American Superconductor Corp. (AMSC:US), a U.S. maker of wind-turbine components and power-grid electronics, climbed the most in more than a month as its quarterly loss narrowed, beating analysts’ expectations.
AMSC increased 3.5 percent to $3.80 at the close in New York, the most since Sept. 26.
Revenue from American Superconductor’s grid business, which provides systems designed to improve energy transmission and distribution, increased 20 percent to $8.9 million in the second fiscal quarter, ending Sept. 30, as total revenue rose 0.5 percent to $20.9 million, the Devens, Massachusetts-based company said in a statement today.
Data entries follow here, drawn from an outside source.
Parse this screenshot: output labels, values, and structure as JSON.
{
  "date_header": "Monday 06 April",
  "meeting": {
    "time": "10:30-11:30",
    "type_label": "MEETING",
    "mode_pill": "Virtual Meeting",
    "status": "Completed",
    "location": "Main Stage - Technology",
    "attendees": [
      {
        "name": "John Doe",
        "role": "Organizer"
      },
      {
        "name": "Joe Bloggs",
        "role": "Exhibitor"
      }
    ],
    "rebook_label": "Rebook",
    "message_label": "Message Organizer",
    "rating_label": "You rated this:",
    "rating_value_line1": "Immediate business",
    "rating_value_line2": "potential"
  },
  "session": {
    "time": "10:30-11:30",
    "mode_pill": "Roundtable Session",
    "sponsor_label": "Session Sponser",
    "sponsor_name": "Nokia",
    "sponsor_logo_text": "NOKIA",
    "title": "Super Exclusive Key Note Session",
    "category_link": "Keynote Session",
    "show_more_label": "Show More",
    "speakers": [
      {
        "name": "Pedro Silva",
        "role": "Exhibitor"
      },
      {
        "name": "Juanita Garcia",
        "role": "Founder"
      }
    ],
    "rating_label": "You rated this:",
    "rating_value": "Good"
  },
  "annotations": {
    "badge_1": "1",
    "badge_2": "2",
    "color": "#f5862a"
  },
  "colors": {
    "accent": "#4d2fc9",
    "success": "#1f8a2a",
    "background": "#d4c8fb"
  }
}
“That is where the strength in the business is coming from,” Pavel Molchanov, an analyst at Raymond James & Associates Inc. in Houston, said by telephone today. “With the hurricane, Sandy, and the epic blackout in India that affected 600 million people in July, if that doesn’t show why it’s so important for major economies to invest in smart-grid infrastructure, nothing will.”
American Superconductor’s net loss in the quarter narrowed to $15.9 million, or 31 cents a share, compared with a loss of $51.7 million, or $1.02, a year earlier, according to the statement. The company was expected to lose 39 cents, the average of five analysts’ estimates compiled by Bloomberg. Sales in the current quarter will exceed $26 million, the company said.
American Superconductor spent about $300,000 in the quarter on its legal battle with Sinovel Wind Group Co., China’s second- biggest turbine maker, Chief Executive Officer Dan McGahn said today on a conference call with analysts. The company is seeking more than $1.2 billion in damages in Chinese courts, alleging that Sinovel violated sales contracts and stole its technology. China’s highest court agreed in May to hear the case.
“The lion’s share of those expenses are behind us,” McGahn said. “We still believe there will be a positive outcome.”
Sinovel contributed about 70 percent of American Superconductor’s revenue in fiscal 2010 and stopped accepting shipments in March 2011.
Xinjiang Goldwind Science & Technology Co. is China’s largest turbine maker by revenue.
To contact the reporters on this story: Christopher Martin in New York at firstname.lastname@example.org; Justin Doom in New York at email@example.com
To contact the editor responsible for this story: Reed Landberg at firstname.lastname@example.org